Task requirements: Please return each of the entries exactly, minus their pictures.

+++

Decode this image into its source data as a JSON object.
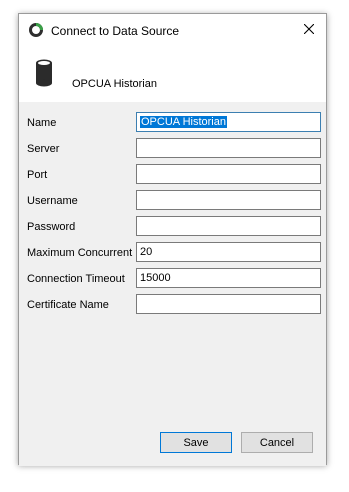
{
  "window": {
    "title": "Connect to Data Source",
    "close_icon": "close-icon",
    "app_icon": "app-ring-icon",
    "accent_color": "#0078d7"
  },
  "header": {
    "source_icon": "database-icon",
    "source_label": "OPCUA Historian"
  },
  "form": {
    "name": {
      "label": "Name",
      "value": "OPCUA Historian"
    },
    "server": {
      "label": "Server",
      "value": ""
    },
    "port": {
      "label": "Port",
      "value": ""
    },
    "username": {
      "label": "Username",
      "value": ""
    },
    "password": {
      "label": "Password",
      "value": ""
    },
    "maximum_concurrent": {
      "label": "Maximum Concurrent",
      "value": "20"
    },
    "connection_timeout": {
      "label": "Connection Timeout",
      "value": "15000"
    },
    "certificate_name": {
      "label": "Certificate Name",
      "value": ""
    }
  },
  "footer": {
    "save_label": "Save",
    "cancel_label": "Cancel"
  }
}
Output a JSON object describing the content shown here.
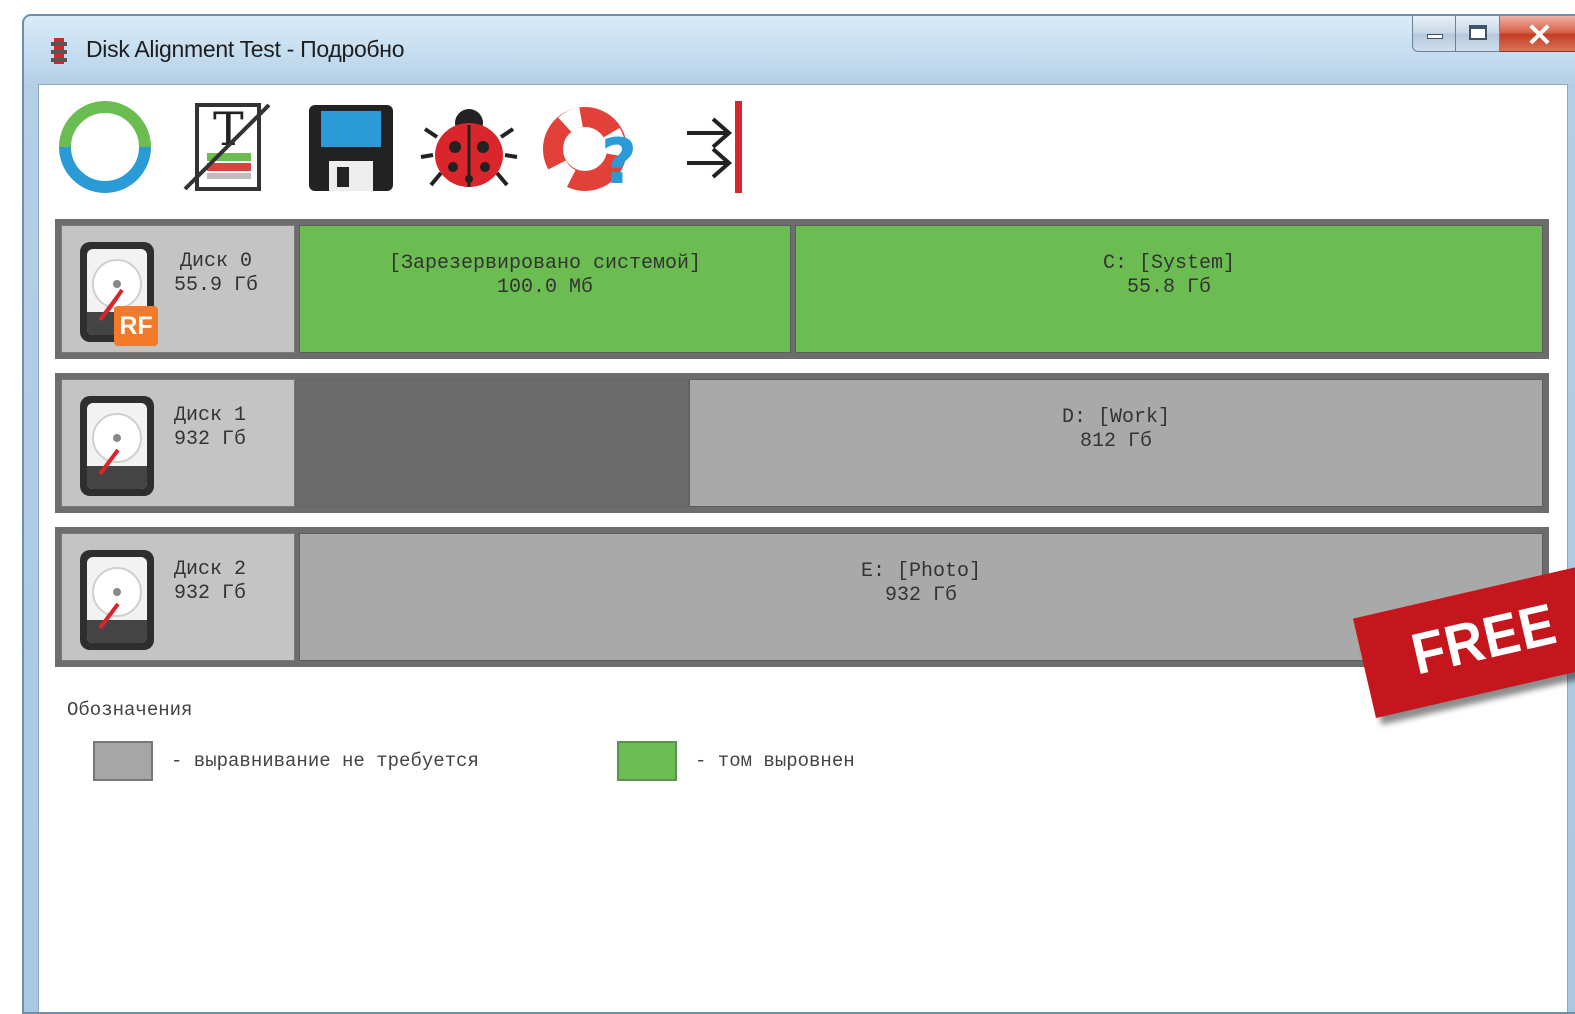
{
  "window": {
    "title": "Disk Alignment Test - Подробно",
    "buttons": [
      "minimize",
      "maximize",
      "close"
    ]
  },
  "toolbar": {
    "items": [
      {
        "name": "refresh",
        "icon": "refresh-icon"
      },
      {
        "name": "text-report",
        "icon": "text-report-icon"
      },
      {
        "name": "save",
        "icon": "floppy-disk-icon"
      },
      {
        "name": "debug",
        "icon": "ladybug-icon"
      },
      {
        "name": "help",
        "icon": "lifebuoy-help-icon"
      },
      {
        "name": "exit",
        "icon": "exit-arrows-icon"
      }
    ]
  },
  "disks": [
    {
      "name": "Диск 0",
      "size": "55.9 Гб",
      "badge": "RF",
      "partitions": [
        {
          "label": "[Зарезервировано системой]",
          "size": "100.0 Мб",
          "status": "aligned"
        },
        {
          "label": "C: [System]",
          "size": "55.8 Гб",
          "status": "aligned"
        }
      ]
    },
    {
      "name": "Диск 1",
      "size": "932 Гб",
      "partitions": [
        {
          "label": "",
          "size": "",
          "status": "unallocated"
        },
        {
          "label": "D: [Work]",
          "size": "812 Гб",
          "status": "not-required"
        }
      ]
    },
    {
      "name": "Диск 2",
      "size": "932 Гб",
      "partitions": [
        {
          "label": "E: [Photo]",
          "size": "932 Гб",
          "status": "not-required"
        }
      ]
    }
  ],
  "legend": {
    "title": "Обозначения",
    "items": [
      {
        "text": "- выравнивание не требуется",
        "color": "#a6a6a6"
      },
      {
        "text": "- том выровнен",
        "color": "#6bbd51"
      }
    ]
  },
  "overlay_badge": "FREE",
  "colors": {
    "aligned": "#6bbd51",
    "not_required": "#a9a9a9",
    "unallocated": "#6b6b6b",
    "rf_badge": "#f27a28",
    "free_badge": "#c4161c"
  }
}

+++

Written solution:
Decode this image into its source data as a JSON object.
{
  "window": {
    "title": "Connect to Data Source",
    "close_icon": "close-icon",
    "app_icon": "app-ring-icon",
    "accent_color": "#0078d7"
  },
  "header": {
    "source_icon": "database-icon",
    "source_label": "OPCUA Historian"
  },
  "form": {
    "name": {
      "label": "Name",
      "value": "OPCUA Historian"
    },
    "server": {
      "label": "Server",
      "value": ""
    },
    "port": {
      "label": "Port",
      "value": ""
    },
    "username": {
      "label": "Username",
      "value": ""
    },
    "password": {
      "label": "Password",
      "value": ""
    },
    "maximum_concurrent": {
      "label": "Maximum Concurrent",
      "value": "20"
    },
    "connection_timeout": {
      "label": "Connection Timeout",
      "value": "15000"
    },
    "certificate_name": {
      "label": "Certificate Name",
      "value": ""
    }
  },
  "footer": {
    "save_label": "Save",
    "cancel_label": "Cancel"
  }
}
Output a JSON object describing the content shown here.
{
  "window": {
    "title": "Disk Alignment Test - Подробно",
    "buttons": [
      "minimize",
      "maximize",
      "close"
    ]
  },
  "toolbar": {
    "items": [
      {
        "name": "refresh",
        "icon": "refresh-icon"
      },
      {
        "name": "text-report",
        "icon": "text-report-icon"
      },
      {
        "name": "save",
        "icon": "floppy-disk-icon"
      },
      {
        "name": "debug",
        "icon": "ladybug-icon"
      },
      {
        "name": "help",
        "icon": "lifebuoy-help-icon"
      },
      {
        "name": "exit",
        "icon": "exit-arrows-icon"
      }
    ]
  },
  "disks": [
    {
      "name": "Диск 0",
      "size": "55.9 Гб",
      "badge": "RF",
      "partitions": [
        {
          "label": "[Зарезервировано системой]",
          "size": "100.0 Мб",
          "status": "aligned"
        },
        {
          "label": "C: [System]",
          "size": "55.8 Гб",
          "status": "aligned"
        }
      ]
    },
    {
      "name": "Диск 1",
      "size": "932 Гб",
      "partitions": [
        {
          "label": "",
          "size": "",
          "status": "unallocated"
        },
        {
          "label": "D: [Work]",
          "size": "812 Гб",
          "status": "not-required"
        }
      ]
    },
    {
      "name": "Диск 2",
      "size": "932 Гб",
      "partitions": [
        {
          "label": "E: [Photo]",
          "size": "932 Гб",
          "status": "not-required"
        }
      ]
    }
  ],
  "legend": {
    "title": "Обозначения",
    "items": [
      {
        "text": "- выравнивание не требуется",
        "color": "#a6a6a6"
      },
      {
        "text": "- том выровнен",
        "color": "#6bbd51"
      }
    ]
  },
  "overlay_badge": "FREE",
  "colors": {
    "aligned": "#6bbd51",
    "not_required": "#a9a9a9",
    "unallocated": "#6b6b6b",
    "rf_badge": "#f27a28",
    "free_badge": "#c4161c"
  }
}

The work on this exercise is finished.